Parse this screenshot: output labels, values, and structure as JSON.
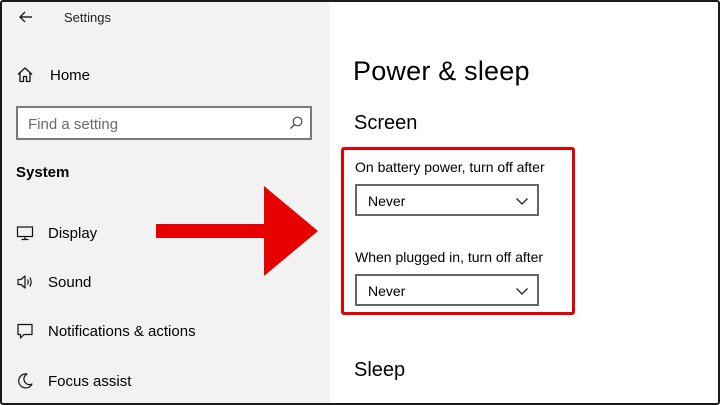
{
  "window": {
    "title": "Settings"
  },
  "sidebar": {
    "home_label": "Home",
    "search": {
      "placeholder": "Find a setting"
    },
    "section_heading": "System",
    "items": [
      {
        "label": "Display",
        "icon": "monitor-icon"
      },
      {
        "label": "Sound",
        "icon": "speaker-icon"
      },
      {
        "label": "Notifications & actions",
        "icon": "message-icon"
      },
      {
        "label": "Focus assist",
        "icon": "moon-icon"
      }
    ]
  },
  "main": {
    "page_title": "Power & sleep",
    "screen": {
      "heading": "Screen",
      "battery_label": "On battery power, turn off after",
      "battery_value": "Never",
      "plugged_label": "When plugged in, turn off after",
      "plugged_value": "Never"
    },
    "sleep": {
      "heading": "Sleep"
    }
  },
  "annotation": {
    "highlight_color": "#e60000",
    "arrow_color": "#e60000"
  },
  "colors": {
    "sidebar_bg": "#f2f2f2",
    "main_bg": "#ffffff",
    "input_border": "#7a7a7a"
  }
}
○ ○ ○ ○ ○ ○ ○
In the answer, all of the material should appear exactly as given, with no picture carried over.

Parse this screenshot: output labels, values, and structure as JSON.
{
  "window": {
    "title": "Settings"
  },
  "sidebar": {
    "home_label": "Home",
    "search": {
      "placeholder": "Find a setting"
    },
    "section_heading": "System",
    "items": [
      {
        "label": "Display",
        "icon": "monitor-icon"
      },
      {
        "label": "Sound",
        "icon": "speaker-icon"
      },
      {
        "label": "Notifications & actions",
        "icon": "message-icon"
      },
      {
        "label": "Focus assist",
        "icon": "moon-icon"
      }
    ]
  },
  "main": {
    "page_title": "Power & sleep",
    "screen": {
      "heading": "Screen",
      "battery_label": "On battery power, turn off after",
      "battery_value": "Never",
      "plugged_label": "When plugged in, turn off after",
      "plugged_value": "Never"
    },
    "sleep": {
      "heading": "Sleep"
    }
  },
  "annotation": {
    "highlight_color": "#e60000",
    "arrow_color": "#e60000"
  },
  "colors": {
    "sidebar_bg": "#f2f2f2",
    "main_bg": "#ffffff",
    "input_border": "#7a7a7a"
  }
}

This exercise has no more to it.